Interface dataset entries:
=== Begin Enclosure ===

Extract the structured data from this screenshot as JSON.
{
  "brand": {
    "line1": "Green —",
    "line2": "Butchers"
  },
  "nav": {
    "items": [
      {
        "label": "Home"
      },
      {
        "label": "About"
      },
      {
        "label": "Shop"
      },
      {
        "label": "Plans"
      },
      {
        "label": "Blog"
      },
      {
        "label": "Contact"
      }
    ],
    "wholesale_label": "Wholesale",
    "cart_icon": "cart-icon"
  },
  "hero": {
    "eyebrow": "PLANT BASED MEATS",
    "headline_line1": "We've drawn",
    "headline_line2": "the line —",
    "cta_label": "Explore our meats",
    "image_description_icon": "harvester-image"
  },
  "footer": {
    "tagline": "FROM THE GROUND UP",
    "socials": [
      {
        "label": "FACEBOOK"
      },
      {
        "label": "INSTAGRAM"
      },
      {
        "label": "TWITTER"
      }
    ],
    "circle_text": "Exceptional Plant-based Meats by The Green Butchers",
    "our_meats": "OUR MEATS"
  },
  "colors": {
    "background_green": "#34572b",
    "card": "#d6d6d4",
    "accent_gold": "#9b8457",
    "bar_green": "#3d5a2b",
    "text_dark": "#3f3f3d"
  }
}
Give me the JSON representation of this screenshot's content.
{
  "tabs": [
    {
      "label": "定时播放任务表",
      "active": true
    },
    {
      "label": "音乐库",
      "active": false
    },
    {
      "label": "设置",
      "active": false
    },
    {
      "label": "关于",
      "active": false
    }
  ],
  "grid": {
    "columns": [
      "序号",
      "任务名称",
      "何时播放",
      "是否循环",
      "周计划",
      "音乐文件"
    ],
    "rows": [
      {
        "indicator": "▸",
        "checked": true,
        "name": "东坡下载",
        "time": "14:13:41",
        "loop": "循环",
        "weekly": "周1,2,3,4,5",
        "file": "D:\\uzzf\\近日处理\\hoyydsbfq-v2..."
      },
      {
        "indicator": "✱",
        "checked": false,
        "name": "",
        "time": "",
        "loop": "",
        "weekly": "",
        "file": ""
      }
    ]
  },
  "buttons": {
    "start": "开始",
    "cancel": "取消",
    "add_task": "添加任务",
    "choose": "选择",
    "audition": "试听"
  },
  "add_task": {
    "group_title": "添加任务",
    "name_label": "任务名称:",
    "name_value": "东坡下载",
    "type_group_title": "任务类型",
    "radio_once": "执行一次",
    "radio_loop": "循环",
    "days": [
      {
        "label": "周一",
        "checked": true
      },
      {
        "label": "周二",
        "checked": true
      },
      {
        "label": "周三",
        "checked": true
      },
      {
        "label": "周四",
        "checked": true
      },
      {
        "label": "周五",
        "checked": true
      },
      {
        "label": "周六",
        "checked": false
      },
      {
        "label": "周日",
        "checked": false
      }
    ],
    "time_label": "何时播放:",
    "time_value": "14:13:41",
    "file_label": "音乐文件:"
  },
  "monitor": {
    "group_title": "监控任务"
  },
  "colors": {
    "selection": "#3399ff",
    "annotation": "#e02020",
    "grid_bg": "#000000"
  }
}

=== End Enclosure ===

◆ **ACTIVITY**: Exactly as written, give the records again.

◆ **COMPLETED TASK**:
Extract the structured data from this screenshot as JSON.
{
  "brand": {
    "line1": "Green —",
    "line2": "Butchers"
  },
  "nav": {
    "items": [
      {
        "label": "Home"
      },
      {
        "label": "About"
      },
      {
        "label": "Shop"
      },
      {
        "label": "Plans"
      },
      {
        "label": "Blog"
      },
      {
        "label": "Contact"
      }
    ],
    "wholesale_label": "Wholesale",
    "cart_icon": "cart-icon"
  },
  "hero": {
    "eyebrow": "PLANT BASED MEATS",
    "headline_line1": "We've drawn",
    "headline_line2": "the line —",
    "cta_label": "Explore our meats",
    "image_description_icon": "harvester-image"
  },
  "footer": {
    "tagline": "FROM THE GROUND UP",
    "socials": [
      {
        "label": "FACEBOOK"
      },
      {
        "label": "INSTAGRAM"
      },
      {
        "label": "TWITTER"
      }
    ],
    "circle_text": "Exceptional Plant-based Meats by The Green Butchers",
    "our_meats": "OUR MEATS"
  },
  "colors": {
    "background_green": "#34572b",
    "card": "#d6d6d4",
    "accent_gold": "#9b8457",
    "bar_green": "#3d5a2b",
    "text_dark": "#3f3f3d"
  }
}
Give me the JSON representation of this screenshot's content.
{
  "tabs": [
    {
      "label": "定时播放任务表",
      "active": true
    },
    {
      "label": "音乐库",
      "active": false
    },
    {
      "label": "设置",
      "active": false
    },
    {
      "label": "关于",
      "active": false
    }
  ],
  "grid": {
    "columns": [
      "序号",
      "任务名称",
      "何时播放",
      "是否循环",
      "周计划",
      "音乐文件"
    ],
    "rows": [
      {
        "indicator": "▸",
        "checked": true,
        "name": "东坡下载",
        "time": "14:13:41",
        "loop": "循环",
        "weekly": "周1,2,3,4,5",
        "file": "D:\\uzzf\\近日处理\\hoyydsbfq-v2..."
      },
      {
        "indicator": "✱",
        "checked": false,
        "name": "",
        "time": "",
        "loop": "",
        "weekly": "",
        "file": ""
      }
    ]
  },
  "buttons": {
    "start": "开始",
    "cancel": "取消",
    "add_task": "添加任务",
    "choose": "选择",
    "audition": "试听"
  },
  "add_task": {
    "group_title": "添加任务",
    "name_label": "任务名称:",
    "name_value": "东坡下载",
    "type_group_title": "任务类型",
    "radio_once": "执行一次",
    "radio_loop": "循环",
    "days": [
      {
        "label": "周一",
        "checked": true
      },
      {
        "label": "周二",
        "checked": true
      },
      {
        "label": "周三",
        "checked": true
      },
      {
        "label": "周四",
        "checked": true
      },
      {
        "label": "周五",
        "checked": true
      },
      {
        "label": "周六",
        "checked": false
      },
      {
        "label": "周日",
        "checked": false
      }
    ],
    "time_label": "何时播放:",
    "time_value": "14:13:41",
    "file_label": "音乐文件:"
  },
  "monitor": {
    "group_title": "监控任务"
  },
  "colors": {
    "selection": "#3399ff",
    "annotation": "#e02020",
    "grid_bg": "#000000"
  }
}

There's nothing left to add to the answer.